• [TASK OBJECTIVE]: Since each line must match the original, copy out the records with no differences at all.

---------- GIVEN RECORDS ----------

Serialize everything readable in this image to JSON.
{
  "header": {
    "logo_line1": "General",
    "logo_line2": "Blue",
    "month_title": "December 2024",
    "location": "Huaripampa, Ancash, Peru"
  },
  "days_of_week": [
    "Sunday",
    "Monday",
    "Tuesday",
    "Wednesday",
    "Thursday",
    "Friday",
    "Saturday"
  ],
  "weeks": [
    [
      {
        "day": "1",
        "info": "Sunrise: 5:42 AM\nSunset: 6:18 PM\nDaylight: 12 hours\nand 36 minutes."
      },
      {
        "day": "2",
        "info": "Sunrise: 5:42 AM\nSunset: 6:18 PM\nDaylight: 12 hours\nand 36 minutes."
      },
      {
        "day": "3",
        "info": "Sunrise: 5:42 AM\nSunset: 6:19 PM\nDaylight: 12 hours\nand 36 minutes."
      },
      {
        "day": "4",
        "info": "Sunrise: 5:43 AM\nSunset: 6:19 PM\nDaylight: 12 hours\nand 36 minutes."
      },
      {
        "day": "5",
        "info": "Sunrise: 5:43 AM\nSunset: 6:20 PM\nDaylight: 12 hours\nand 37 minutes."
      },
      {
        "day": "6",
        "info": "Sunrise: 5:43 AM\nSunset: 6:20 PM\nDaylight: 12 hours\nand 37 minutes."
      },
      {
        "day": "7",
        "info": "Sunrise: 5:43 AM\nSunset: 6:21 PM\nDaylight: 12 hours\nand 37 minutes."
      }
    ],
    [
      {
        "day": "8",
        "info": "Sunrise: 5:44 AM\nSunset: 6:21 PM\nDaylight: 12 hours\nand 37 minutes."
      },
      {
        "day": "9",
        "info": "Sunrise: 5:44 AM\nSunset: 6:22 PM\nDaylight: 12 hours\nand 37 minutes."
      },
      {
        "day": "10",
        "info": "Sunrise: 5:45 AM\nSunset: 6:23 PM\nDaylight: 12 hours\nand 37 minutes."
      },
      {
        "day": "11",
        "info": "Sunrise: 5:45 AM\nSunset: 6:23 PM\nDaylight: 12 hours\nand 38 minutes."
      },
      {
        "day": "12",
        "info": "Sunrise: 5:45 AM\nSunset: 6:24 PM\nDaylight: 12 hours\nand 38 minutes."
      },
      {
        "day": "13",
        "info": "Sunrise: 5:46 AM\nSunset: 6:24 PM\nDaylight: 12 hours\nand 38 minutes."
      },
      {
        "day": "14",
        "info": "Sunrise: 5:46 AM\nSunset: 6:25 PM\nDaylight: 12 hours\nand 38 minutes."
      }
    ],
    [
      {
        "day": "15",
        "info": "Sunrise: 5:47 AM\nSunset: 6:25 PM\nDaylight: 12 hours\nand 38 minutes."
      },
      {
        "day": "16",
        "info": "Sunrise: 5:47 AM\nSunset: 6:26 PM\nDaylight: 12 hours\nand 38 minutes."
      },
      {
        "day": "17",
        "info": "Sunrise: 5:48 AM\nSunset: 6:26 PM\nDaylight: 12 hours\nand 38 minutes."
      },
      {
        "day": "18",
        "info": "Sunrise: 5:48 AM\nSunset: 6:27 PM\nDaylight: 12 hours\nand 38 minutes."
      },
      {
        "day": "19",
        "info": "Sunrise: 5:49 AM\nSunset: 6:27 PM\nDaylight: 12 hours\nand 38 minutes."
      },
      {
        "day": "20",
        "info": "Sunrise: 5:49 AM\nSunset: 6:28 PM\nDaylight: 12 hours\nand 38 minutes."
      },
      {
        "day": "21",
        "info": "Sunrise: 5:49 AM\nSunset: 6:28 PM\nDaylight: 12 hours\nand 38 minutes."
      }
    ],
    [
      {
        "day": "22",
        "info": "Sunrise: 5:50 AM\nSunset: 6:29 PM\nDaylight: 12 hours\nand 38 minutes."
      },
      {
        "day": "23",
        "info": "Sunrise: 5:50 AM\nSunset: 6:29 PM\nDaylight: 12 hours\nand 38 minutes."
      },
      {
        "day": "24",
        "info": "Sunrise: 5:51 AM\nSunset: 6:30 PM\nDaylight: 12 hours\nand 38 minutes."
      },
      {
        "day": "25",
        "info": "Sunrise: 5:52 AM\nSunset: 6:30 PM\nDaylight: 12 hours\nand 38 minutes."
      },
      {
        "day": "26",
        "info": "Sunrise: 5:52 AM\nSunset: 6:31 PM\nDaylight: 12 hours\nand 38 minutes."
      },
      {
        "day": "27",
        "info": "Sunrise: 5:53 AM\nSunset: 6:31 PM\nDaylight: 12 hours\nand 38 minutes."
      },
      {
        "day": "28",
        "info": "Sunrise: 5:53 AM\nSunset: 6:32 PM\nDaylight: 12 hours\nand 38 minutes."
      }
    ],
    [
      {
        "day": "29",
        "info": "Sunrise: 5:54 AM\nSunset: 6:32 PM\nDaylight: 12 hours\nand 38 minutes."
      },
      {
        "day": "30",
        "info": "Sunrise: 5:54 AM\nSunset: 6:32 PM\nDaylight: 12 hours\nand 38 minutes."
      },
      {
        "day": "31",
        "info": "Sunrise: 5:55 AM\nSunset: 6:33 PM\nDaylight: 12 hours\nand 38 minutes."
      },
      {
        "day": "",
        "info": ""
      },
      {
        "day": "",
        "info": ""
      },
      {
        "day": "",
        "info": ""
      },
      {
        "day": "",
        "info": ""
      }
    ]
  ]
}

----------

• [SOLVED EXERCISE]:
Serialize everything readable in this image to JSON.
{
  "header": {
    "logo_line1": "General",
    "logo_line2": "Blue",
    "month_title": "December 2024",
    "location": "Huaripampa, Ancash, Peru"
  },
  "days_of_week": [
    "Sunday",
    "Monday",
    "Tuesday",
    "Wednesday",
    "Thursday",
    "Friday",
    "Saturday"
  ],
  "weeks": [
    [
      {
        "day": "1",
        "info": "Sunrise: 5:42 AM\nSunset: 6:18 PM\nDaylight: 12 hours\nand 36 minutes."
      },
      {
        "day": "2",
        "info": "Sunrise: 5:42 AM\nSunset: 6:18 PM\nDaylight: 12 hours\nand 36 minutes."
      },
      {
        "day": "3",
        "info": "Sunrise: 5:42 AM\nSunset: 6:19 PM\nDaylight: 12 hours\nand 36 minutes."
      },
      {
        "day": "4",
        "info": "Sunrise: 5:43 AM\nSunset: 6:19 PM\nDaylight: 12 hours\nand 36 minutes."
      },
      {
        "day": "5",
        "info": "Sunrise: 5:43 AM\nSunset: 6:20 PM\nDaylight: 12 hours\nand 37 minutes."
      },
      {
        "day": "6",
        "info": "Sunrise: 5:43 AM\nSunset: 6:20 PM\nDaylight: 12 hours\nand 37 minutes."
      },
      {
        "day": "7",
        "info": "Sunrise: 5:43 AM\nSunset: 6:21 PM\nDaylight: 12 hours\nand 37 minutes."
      }
    ],
    [
      {
        "day": "8",
        "info": "Sunrise: 5:44 AM\nSunset: 6:21 PM\nDaylight: 12 hours\nand 37 minutes."
      },
      {
        "day": "9",
        "info": "Sunrise: 5:44 AM\nSunset: 6:22 PM\nDaylight: 12 hours\nand 37 minutes."
      },
      {
        "day": "10",
        "info": "Sunrise: 5:45 AM\nSunset: 6:23 PM\nDaylight: 12 hours\nand 37 minutes."
      },
      {
        "day": "11",
        "info": "Sunrise: 5:45 AM\nSunset: 6:23 PM\nDaylight: 12 hours\nand 38 minutes."
      },
      {
        "day": "12",
        "info": "Sunrise: 5:45 AM\nSunset: 6:24 PM\nDaylight: 12 hours\nand 38 minutes."
      },
      {
        "day": "13",
        "info": "Sunrise: 5:46 AM\nSunset: 6:24 PM\nDaylight: 12 hours\nand 38 minutes."
      },
      {
        "day": "14",
        "info": "Sunrise: 5:46 AM\nSunset: 6:25 PM\nDaylight: 12 hours\nand 38 minutes."
      }
    ],
    [
      {
        "day": "15",
        "info": "Sunrise: 5:47 AM\nSunset: 6:25 PM\nDaylight: 12 hours\nand 38 minutes."
      },
      {
        "day": "16",
        "info": "Sunrise: 5:47 AM\nSunset: 6:26 PM\nDaylight: 12 hours\nand 38 minutes."
      },
      {
        "day": "17",
        "info": "Sunrise: 5:48 AM\nSunset: 6:26 PM\nDaylight: 12 hours\nand 38 minutes."
      },
      {
        "day": "18",
        "info": "Sunrise: 5:48 AM\nSunset: 6:27 PM\nDaylight: 12 hours\nand 38 minutes."
      },
      {
        "day": "19",
        "info": "Sunrise: 5:49 AM\nSunset: 6:27 PM\nDaylight: 12 hours\nand 38 minutes."
      },
      {
        "day": "20",
        "info": "Sunrise: 5:49 AM\nSunset: 6:28 PM\nDaylight: 12 hours\nand 38 minutes."
      },
      {
        "day": "21",
        "info": "Sunrise: 5:49 AM\nSunset: 6:28 PM\nDaylight: 12 hours\nand 38 minutes."
      }
    ],
    [
      {
        "day": "22",
        "info": "Sunrise: 5:50 AM\nSunset: 6:29 PM\nDaylight: 12 hours\nand 38 minutes."
      },
      {
        "day": "23",
        "info": "Sunrise: 5:50 AM\nSunset: 6:29 PM\nDaylight: 12 hours\nand 38 minutes."
      },
      {
        "day": "24",
        "info": "Sunrise: 5:51 AM\nSunset: 6:30 PM\nDaylight: 12 hours\nand 38 minutes."
      },
      {
        "day": "25",
        "info": "Sunrise: 5:52 AM\nSunset: 6:30 PM\nDaylight: 12 hours\nand 38 minutes."
      },
      {
        "day": "26",
        "info": "Sunrise: 5:52 AM\nSunset: 6:31 PM\nDaylight: 12 hours\nand 38 minutes."
      },
      {
        "day": "27",
        "info": "Sunrise: 5:53 AM\nSunset: 6:31 PM\nDaylight: 12 hours\nand 38 minutes."
      },
      {
        "day": "28",
        "info": "Sunrise: 5:53 AM\nSunset: 6:32 PM\nDaylight: 12 hours\nand 38 minutes."
      }
    ],
    [
      {
        "day": "29",
        "info": "Sunrise: 5:54 AM\nSunset: 6:32 PM\nDaylight: 12 hours\nand 38 minutes."
      },
      {
        "day": "30",
        "info": "Sunrise: 5:54 AM\nSunset: 6:32 PM\nDaylight: 12 hours\nand 38 minutes."
      },
      {
        "day": "31",
        "info": "Sunrise: 5:55 AM\nSunset: 6:33 PM\nDaylight: 12 hours\nand 38 minutes."
      },
      {
        "day": "",
        "info": ""
      },
      {
        "day": "",
        "info": ""
      },
      {
        "day": "",
        "info": ""
      },
      {
        "day": "",
        "info": ""
      }
    ]
  ]
}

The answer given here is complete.